Friday, October 26, 2007

A Banner Where It Counts

I was paging through a study guide for Ken Burns’ “The War” this afternoon, casually looking at photos, when suddenly, my attention was riveted on a black and white of a banner strung across a merchant’s store front. It announced to all in capital letters “I AM AN AMERICAN”.

At first I puzzled wondering if this was a disclaimer because of his ethnic background. Was he German or Japanese and needed to assure his neighbors and clientele that he was a good guy during troubled days? America was nacreous with peoples from all around the world. Was he receiving suspicious glances from his neighbors because his accent was guttural or his eyes heavy-lidded? Was business dropping off and he needed to invigorate it by stirring patriotism?

But then I got to thinking … whatever happened to the plain declaration, “I am an American”? The banner took on new life to me. What would happen if I put something like this across the front of my house? How many special interest groups would slobber all over themselves to get me to take it down because it made non-citizens (and, heaven forbid, people in other countries) feel bad?

Two years ago, while being interviewed for jury duty, I got to know a fellow from Lafayette Square. During our conversation, he referred to me as his European-American brother (he’s black). I laughed out loud because it sounded so absurd. I told him that I was no more European-American than he was African-American; we were Americans and that should be sufficient. That the whole point of becoming American was to not be European or African. America was something distinct, desirable, liberating. Europe was a place with rulership that was too old, and laws that were too entrenched, and traditions that were too stuffy and lifeless. Europe was a place where boredom pushed the thinkers to embrace enlightened philosophy which then tolerated Nazism and Stalinism.

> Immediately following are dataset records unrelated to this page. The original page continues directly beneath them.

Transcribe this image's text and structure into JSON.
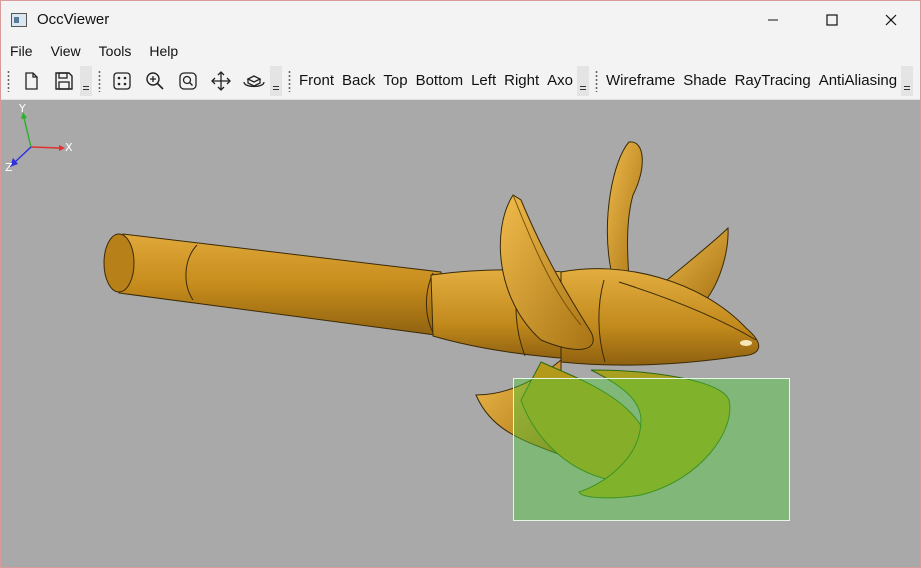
{
  "window": {
    "title": "OccViewer"
  },
  "menu": {
    "items": [
      "File",
      "View",
      "Tools",
      "Help"
    ]
  },
  "toolbar": {
    "file_icons": [
      "new-document-icon",
      "save-icon"
    ],
    "view_icons": [
      "fit-all-icon",
      "zoom-icon",
      "zoom-window-icon",
      "pan-icon",
      "rotate-icon"
    ],
    "views": [
      "Front",
      "Back",
      "Top",
      "Bottom",
      "Left",
      "Right",
      "Axo"
    ],
    "modes": [
      "Wireframe",
      "Shade",
      "RayTracing",
      "AntiAliasing"
    ]
  },
  "viewport": {
    "background": "#a9a9a9",
    "model_color": "#c9901c",
    "selection_color": "#50c83c",
    "triad": {
      "x_label": "X",
      "y_label": "Y",
      "z_label": "Z"
    }
  }
}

America was freedom, America was opportunity, America was possibilities and innovation, America was shedding those old alignments and starting fresh. Between 1870 and 1920, more than 20 million people did whatever they could to get here so they could have a new life. When they came, many Anglicized their names so they could be a part of this new world, this country. America, as G. K. Chesterton states, was founded on a creed, and those who came here believed that creed enough to become a part of it. They weren’t “Other-American” anything.

But even more than that, there were some who were so convinced it was the right thing, that they pledged their lives, and their fortunes and their sacred honor to establish it. And others who were so convinced it was the right thing that they gave the last full measure of devotion to preserve it. And still others who were so convinced it was the right thing that they poured out their life on a foreign shore to push back the long dark night of villainy that threatened to swallow up the deeply-rooted liberties it offered. Tell them that they are “European-Americans”. Each one of them had a banner on his heart in bold letters that read, “I AM AN AMERICAN.” And so must we if we hope to keep what we have.

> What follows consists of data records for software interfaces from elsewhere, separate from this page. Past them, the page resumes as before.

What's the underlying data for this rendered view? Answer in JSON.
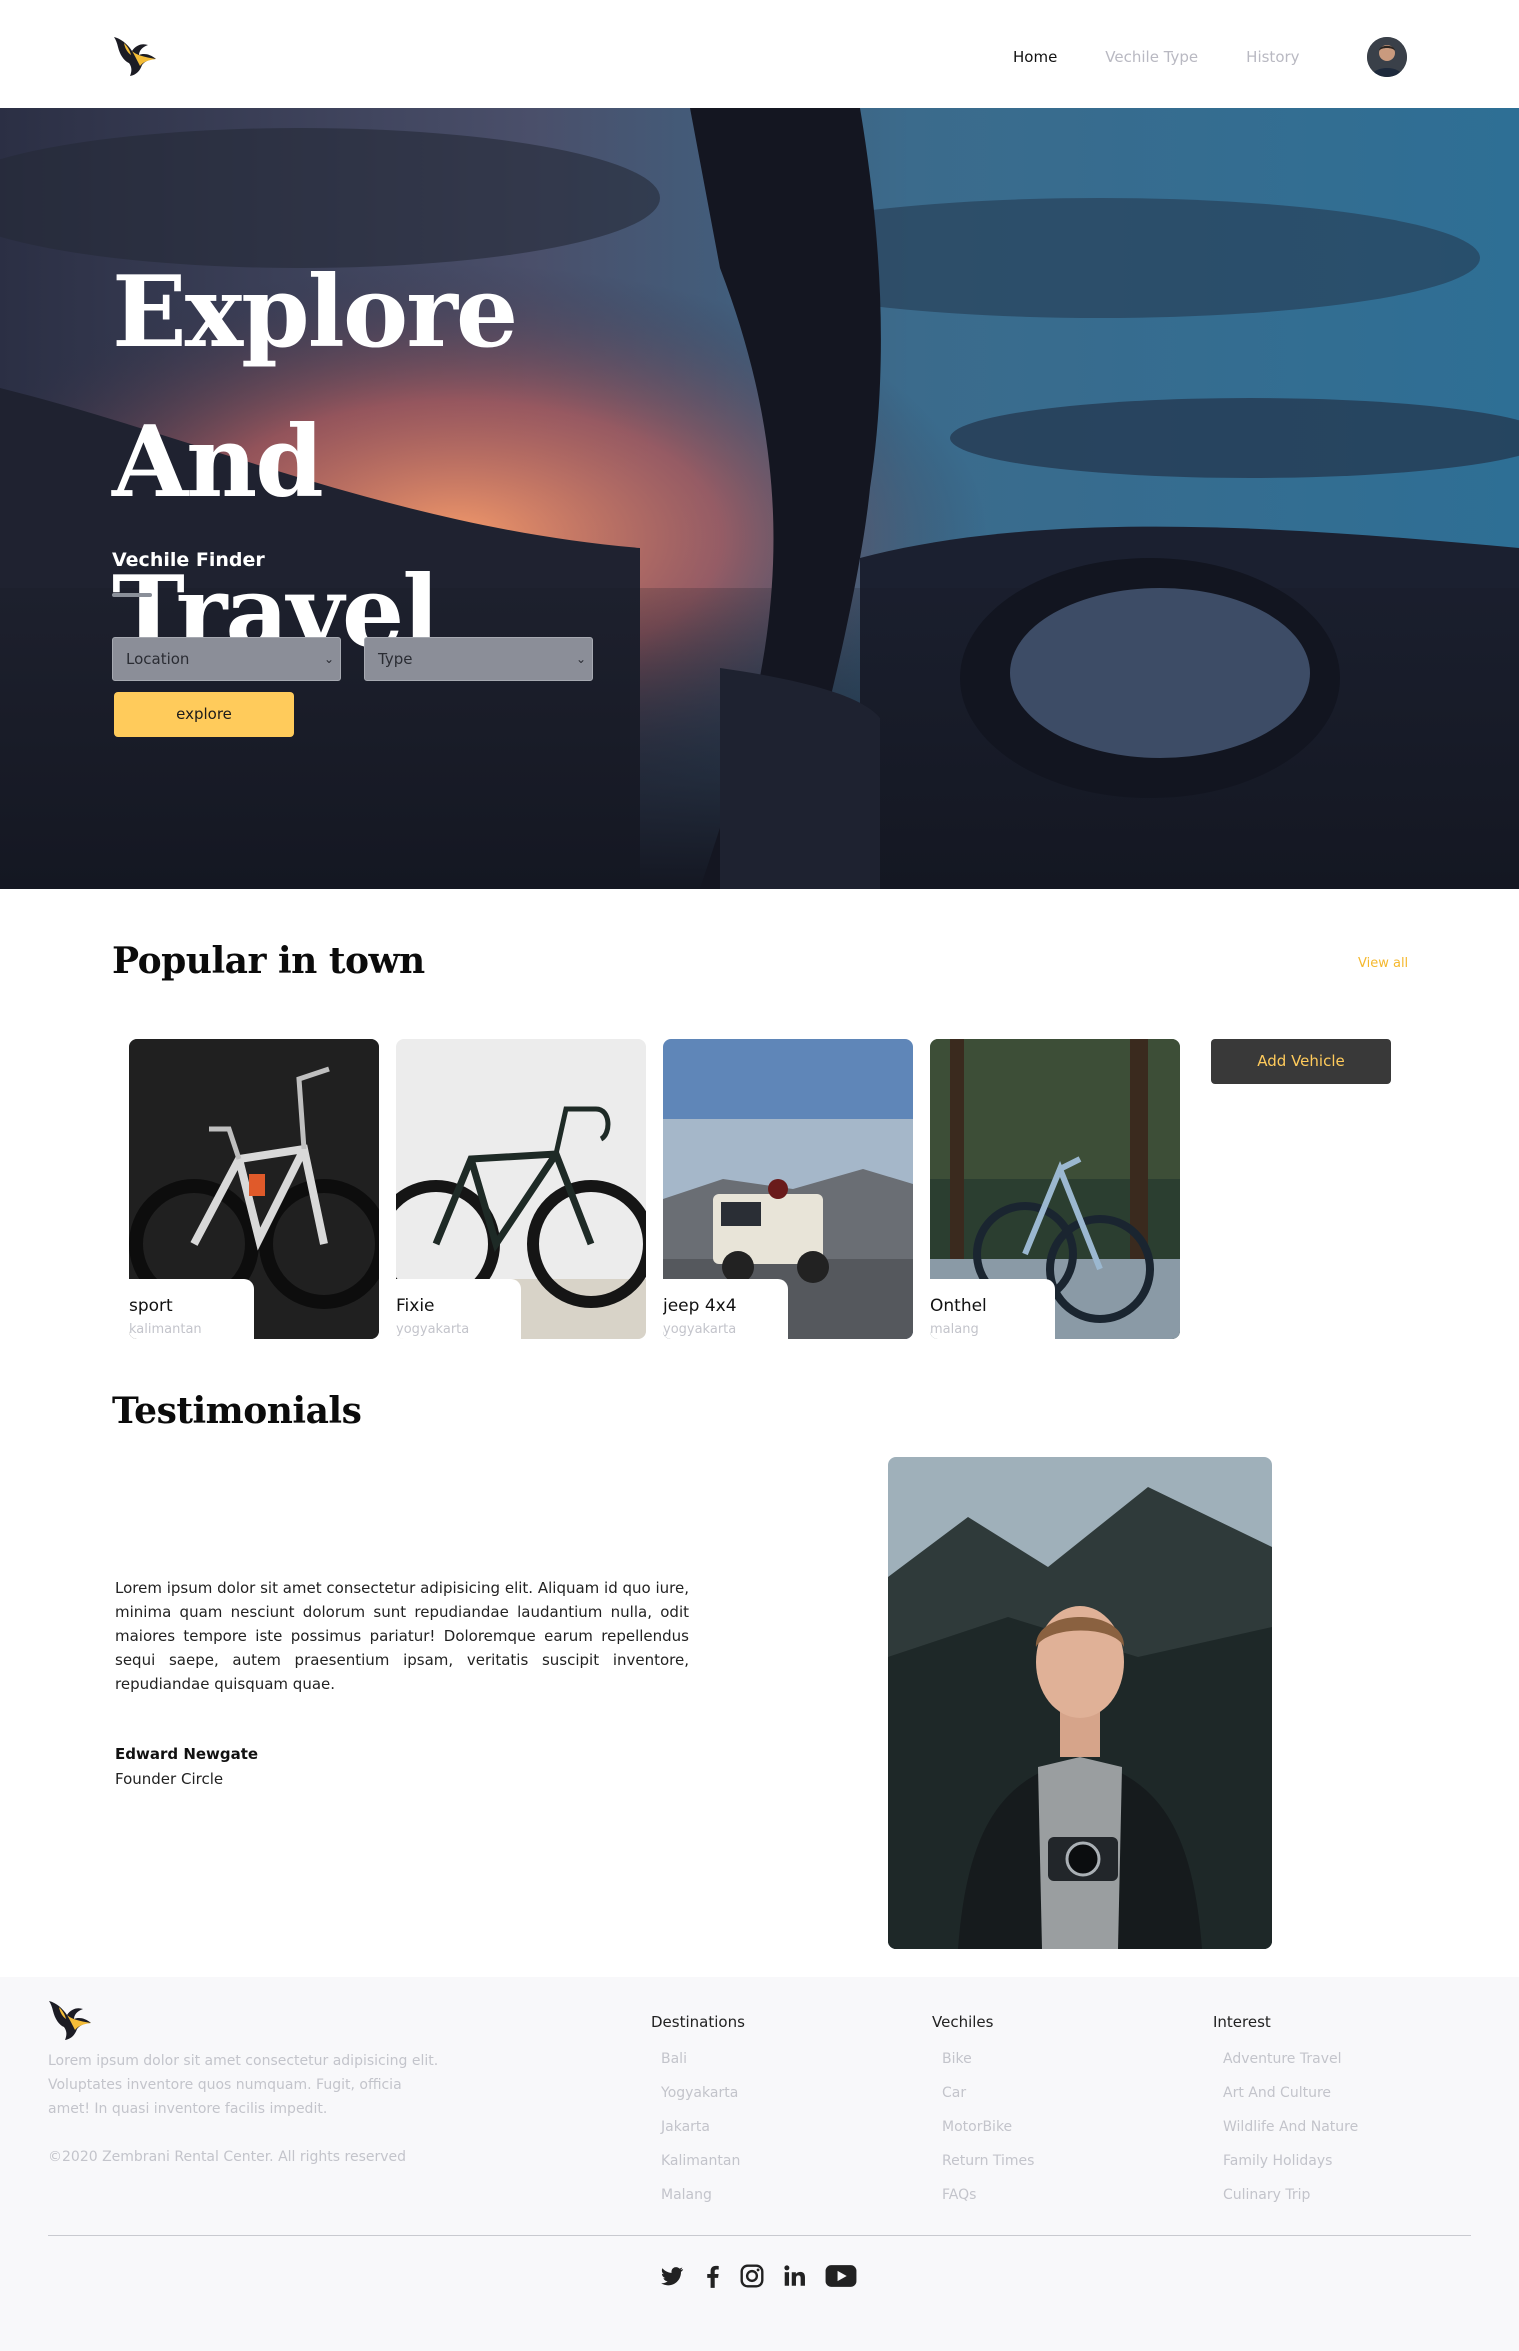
{
  "nav": {
    "links": [
      "Home",
      "Vechile Type",
      "History"
    ],
    "active": "Home"
  },
  "hero": {
    "title_line1": "Explore And",
    "title_line2": "Travel",
    "subtitle": "Vechile Finder",
    "location_select": {
      "selected": "Location"
    },
    "type_select": {
      "selected": "Type"
    },
    "explore_label": "explore"
  },
  "popular": {
    "title": "Popular in town",
    "view_all": "View all",
    "add_vehicle": "Add Vehicle",
    "cards": [
      {
        "name": "sport",
        "location": "kalimantan"
      },
      {
        "name": "Fixie",
        "location": "yogyakarta"
      },
      {
        "name": "jeep 4x4",
        "location": "yogyakarta"
      },
      {
        "name": "Onthel",
        "location": "malang"
      }
    ]
  },
  "testimonials": {
    "title": "Testimonials",
    "quote": "Lorem ipsum dolor sit amet consectetur adipisicing elit. Aliquam id quo iure, minima quam nesciunt dolorum sunt repudiandae laudantium nulla, odit maiores tempore iste possimus pariatur! Doloremque earum repellendus sequi saepe, autem praesentium ipsam, veritatis suscipit inventore, repudiandae quisquam quae.",
    "author": "Edward Newgate",
    "role": "Founder Circle"
  },
  "footer": {
    "description": "Lorem ipsum dolor sit amet consectetur adipisicing elit. Voluptates inventore quos numquam. Fugit, officia amet! In quasi inventore facilis impedit.",
    "copyright": "©2020 Zembrani Rental Center. All rights reserved",
    "columns": [
      {
        "title": "Destinations",
        "items": [
          "Bali",
          "Yogyakarta",
          "Jakarta",
          "Kalimantan",
          "Malang"
        ]
      },
      {
        "title": "Vechiles",
        "items": [
          "Bike",
          "Car",
          "MotorBike",
          "Return Times",
          "FAQs"
        ]
      },
      {
        "title": "Interest",
        "items": [
          "Adventure Travel",
          "Art And Culture",
          "Wildlife And Nature",
          "Family Holidays",
          "Culinary Trip"
        ]
      }
    ],
    "social_icons": [
      "twitter-icon",
      "facebook-icon",
      "instagram-icon",
      "linkedin-icon",
      "youtube-icon"
    ]
  },
  "colors": {
    "accent": "#ffcb5b",
    "view_all": "#f5b82e",
    "dark_button": "#393939",
    "muted_text": "#c3c4cb"
  }
}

Today’s influences and soundtrack:
Alexander McCall Smith, The Kalahari Typing School For Men
John Maxwell, The 21 Irrefutable Laws Of Leadership
Will Shakespeare, The Taming of the Shrew
Toad the Wet Sprocket, Dulcinea
Lyle Mays, Lyles Mays
Ralph Vaughan-Williams, Norwegian Rhapsody No. 1 and No. 2
J.S. Bach, The Goldberg Variations

Friday, October 5, 2007

Full Throttle

A life oriented toward leisure is in the end a life oriented toward death – the greatest leisure of all.” Anne Lamott, Bird by Bird.

I have a friend who is perhaps 15 years older than myself. I’m afraid to ask her age, mostly out of respect, but also because of self-preservation. The weight of the obligation in knowing may prove to be too great for me. You see, she is a silver-haired, full-throttle, start-a-holic. She is always beginning some new project that will have lasting significance in some part of the city. Really. I don’t think she does anything that doesn’t contain future blessing for others. Thus I view her as an inspiring role-model.

Victor Hugo (Les Miserables) once commented that “Forty is the old age of youth and fifty is the youth of old age”, in which case, I’m a few strides into my youth. Which makes me ashamed when I think about my friend. I’m looking for ways to settle in to my culture and she is busy shaping one. I listen wistfully to acquaintances who are enjoying retirement, diverting my mind and heart with desires of daily rounds of golf, afternoon hours with a trash novel, and evening chats on the deck while sipping Pinot Grigio. She is off to a meeting about how to start a college or where to confront the next social issue threatening the family or who should head up a neighborhood renewal program. I’ve a growing suspicion that when her body finally gives up the ghost, we will come to the visitation and discover a petition of some kind pinned to her blouse, which she will expect us to sign as we go by.

My friend lives as though Lamott's quote is her launch point. Retirement isn’t part of her vocabulary and it really shouldn’t be part of mine. Leisure and rest will come soon enough. Until then the best use of my time is labor that contains future blessing for others.

Today’s influences and soundtrack:
Paul of Tarsus, Letters
Anne Lamott, Bird by Bird
Nicholas Wolterstorff, Educating For Shalom
Coldplay, A Rush of Blood to the Head
Pat Metheny, American Garage
Charles Butterworth, English Idylls